_EXERCISE OBJECTIVE_
From the data below, restate every line word for word.

_GIVEN ENTRIES_
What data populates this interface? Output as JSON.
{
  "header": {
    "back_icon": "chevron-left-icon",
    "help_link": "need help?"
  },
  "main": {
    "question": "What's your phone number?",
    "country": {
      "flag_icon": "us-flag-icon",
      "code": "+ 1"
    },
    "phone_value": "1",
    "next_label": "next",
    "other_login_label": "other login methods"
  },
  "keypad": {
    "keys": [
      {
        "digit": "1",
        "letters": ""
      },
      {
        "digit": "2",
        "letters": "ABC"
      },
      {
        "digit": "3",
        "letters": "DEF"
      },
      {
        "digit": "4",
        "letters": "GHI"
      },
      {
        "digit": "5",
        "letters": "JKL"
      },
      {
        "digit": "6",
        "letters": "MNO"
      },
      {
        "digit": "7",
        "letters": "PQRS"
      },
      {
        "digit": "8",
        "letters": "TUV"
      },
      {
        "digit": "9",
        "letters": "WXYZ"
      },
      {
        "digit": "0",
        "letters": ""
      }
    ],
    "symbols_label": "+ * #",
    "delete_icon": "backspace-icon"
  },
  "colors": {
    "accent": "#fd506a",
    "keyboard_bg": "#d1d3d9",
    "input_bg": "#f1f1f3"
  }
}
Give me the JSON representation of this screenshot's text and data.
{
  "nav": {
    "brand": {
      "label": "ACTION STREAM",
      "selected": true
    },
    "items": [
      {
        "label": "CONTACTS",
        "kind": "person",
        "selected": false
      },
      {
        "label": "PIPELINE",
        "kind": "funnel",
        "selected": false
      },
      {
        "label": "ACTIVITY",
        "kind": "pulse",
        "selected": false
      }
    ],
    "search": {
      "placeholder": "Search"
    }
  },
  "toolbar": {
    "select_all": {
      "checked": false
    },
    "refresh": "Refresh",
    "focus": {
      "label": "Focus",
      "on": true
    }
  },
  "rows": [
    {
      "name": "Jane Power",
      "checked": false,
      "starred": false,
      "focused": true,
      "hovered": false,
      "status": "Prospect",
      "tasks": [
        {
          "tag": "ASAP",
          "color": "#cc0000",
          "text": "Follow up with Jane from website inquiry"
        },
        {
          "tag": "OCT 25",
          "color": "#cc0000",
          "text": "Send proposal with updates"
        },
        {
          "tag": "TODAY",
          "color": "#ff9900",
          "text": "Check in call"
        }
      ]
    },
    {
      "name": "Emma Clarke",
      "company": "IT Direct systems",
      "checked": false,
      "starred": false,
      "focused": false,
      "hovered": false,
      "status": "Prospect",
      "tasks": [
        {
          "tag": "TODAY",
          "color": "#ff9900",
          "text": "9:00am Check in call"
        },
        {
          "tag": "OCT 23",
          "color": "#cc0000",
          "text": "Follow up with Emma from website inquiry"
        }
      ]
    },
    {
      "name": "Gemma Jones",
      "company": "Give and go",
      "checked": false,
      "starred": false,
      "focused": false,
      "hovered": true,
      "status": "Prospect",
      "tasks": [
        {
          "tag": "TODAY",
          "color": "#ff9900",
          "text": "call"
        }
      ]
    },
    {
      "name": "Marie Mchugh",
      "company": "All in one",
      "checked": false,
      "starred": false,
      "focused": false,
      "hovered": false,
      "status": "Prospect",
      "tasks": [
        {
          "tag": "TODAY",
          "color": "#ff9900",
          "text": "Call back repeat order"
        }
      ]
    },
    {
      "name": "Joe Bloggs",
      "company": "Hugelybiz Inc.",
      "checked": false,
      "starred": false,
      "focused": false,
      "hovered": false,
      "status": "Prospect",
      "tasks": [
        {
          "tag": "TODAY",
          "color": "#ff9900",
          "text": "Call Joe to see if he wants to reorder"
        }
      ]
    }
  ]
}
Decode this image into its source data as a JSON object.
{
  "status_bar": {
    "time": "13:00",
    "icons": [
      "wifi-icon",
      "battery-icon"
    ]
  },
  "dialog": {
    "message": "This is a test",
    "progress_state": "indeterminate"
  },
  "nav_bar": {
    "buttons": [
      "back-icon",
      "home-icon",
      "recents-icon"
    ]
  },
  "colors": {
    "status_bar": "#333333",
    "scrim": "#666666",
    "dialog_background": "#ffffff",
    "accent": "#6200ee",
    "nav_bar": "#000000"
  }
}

_ANSWER TO THIS EXERCISE_
What data populates this interface? Output as JSON.
{
  "header": {
    "back_icon": "chevron-left-icon",
    "help_link": "need help?"
  },
  "main": {
    "question": "What's your phone number?",
    "country": {
      "flag_icon": "us-flag-icon",
      "code": "+ 1"
    },
    "phone_value": "1",
    "next_label": "next",
    "other_login_label": "other login methods"
  },
  "keypad": {
    "keys": [
      {
        "digit": "1",
        "letters": ""
      },
      {
        "digit": "2",
        "letters": "ABC"
      },
      {
        "digit": "3",
        "letters": "DEF"
      },
      {
        "digit": "4",
        "letters": "GHI"
      },
      {
        "digit": "5",
        "letters": "JKL"
      },
      {
        "digit": "6",
        "letters": "MNO"
      },
      {
        "digit": "7",
        "letters": "PQRS"
      },
      {
        "digit": "8",
        "letters": "TUV"
      },
      {
        "digit": "9",
        "letters": "WXYZ"
      },
      {
        "digit": "0",
        "letters": ""
      }
    ],
    "symbols_label": "+ * #",
    "delete_icon": "backspace-icon"
  },
  "colors": {
    "accent": "#fd506a",
    "keyboard_bg": "#d1d3d9",
    "input_bg": "#f1f1f3"
  }
}
Give me the JSON representation of this screenshot's text and data.
{
  "nav": {
    "brand": {
      "label": "ACTION STREAM",
      "selected": true
    },
    "items": [
      {
        "label": "CONTACTS",
        "kind": "person",
        "selected": false
      },
      {
        "label": "PIPELINE",
        "kind": "funnel",
        "selected": false
      },
      {
        "label": "ACTIVITY",
        "kind": "pulse",
        "selected": false
      }
    ],
    "search": {
      "placeholder": "Search"
    }
  },
  "toolbar": {
    "select_all": {
      "checked": false
    },
    "refresh": "Refresh",
    "focus": {
      "label": "Focus",
      "on": true
    }
  },
  "rows": [
    {
      "name": "Jane Power",
      "checked": false,
      "starred": false,
      "focused": true,
      "hovered": false,
      "status": "Prospect",
      "tasks": [
        {
          "tag": "ASAP",
          "color": "#cc0000",
          "text": "Follow up with Jane from website inquiry"
        },
        {
          "tag": "OCT 25",
          "color": "#cc0000",
          "text": "Send proposal with updates"
        },
        {
          "tag": "TODAY",
          "color": "#ff9900",
          "text": "Check in call"
        }
      ]
    },
    {
      "name": "Emma Clarke",
      "company": "IT Direct systems",
      "checked": false,
      "starred": false,
      "focused": false,
      "hovered": false,
      "status": "Prospect",
      "tasks": [
        {
          "tag": "TODAY",
          "color": "#ff9900",
          "text": "9:00am Check in call"
        },
        {
          "tag": "OCT 23",
          "color": "#cc0000",
          "text": "Follow up with Emma from website inquiry"
        }
      ]
    },
    {
      "name": "Gemma Jones",
      "company": "Give and go",
      "checked": false,
      "starred": false,
      "focused": false,
      "hovered": true,
      "status": "Prospect",
      "tasks": [
        {
          "tag": "TODAY",
          "color": "#ff9900",
          "text": "call"
        }
      ]
    },
    {
      "name": "Marie Mchugh",
      "company": "All in one",
      "checked": false,
      "starred": false,
      "focused": false,
      "hovered": false,
      "status": "Prospect",
      "tasks": [
        {
          "tag": "TODAY",
          "color": "#ff9900",
          "text": "Call back repeat order"
        }
      ]
    },
    {
      "name": "Joe Bloggs",
      "company": "Hugelybiz Inc.",
      "checked": false,
      "starred": false,
      "focused": false,
      "hovered": false,
      "status": "Prospect",
      "tasks": [
        {
          "tag": "TODAY",
          "color": "#ff9900",
          "text": "Call Joe to see if he wants to reorder"
        }
      ]
    }
  ]
}
Decode this image into its source data as a JSON object.
{
  "status_bar": {
    "time": "13:00",
    "icons": [
      "wifi-icon",
      "battery-icon"
    ]
  },
  "dialog": {
    "message": "This is a test",
    "progress_state": "indeterminate"
  },
  "nav_bar": {
    "buttons": [
      "back-icon",
      "home-icon",
      "recents-icon"
    ]
  },
  "colors": {
    "status_bar": "#333333",
    "scrim": "#666666",
    "dialog_background": "#ffffff",
    "accent": "#6200ee",
    "nav_bar": "#000000"
  }
}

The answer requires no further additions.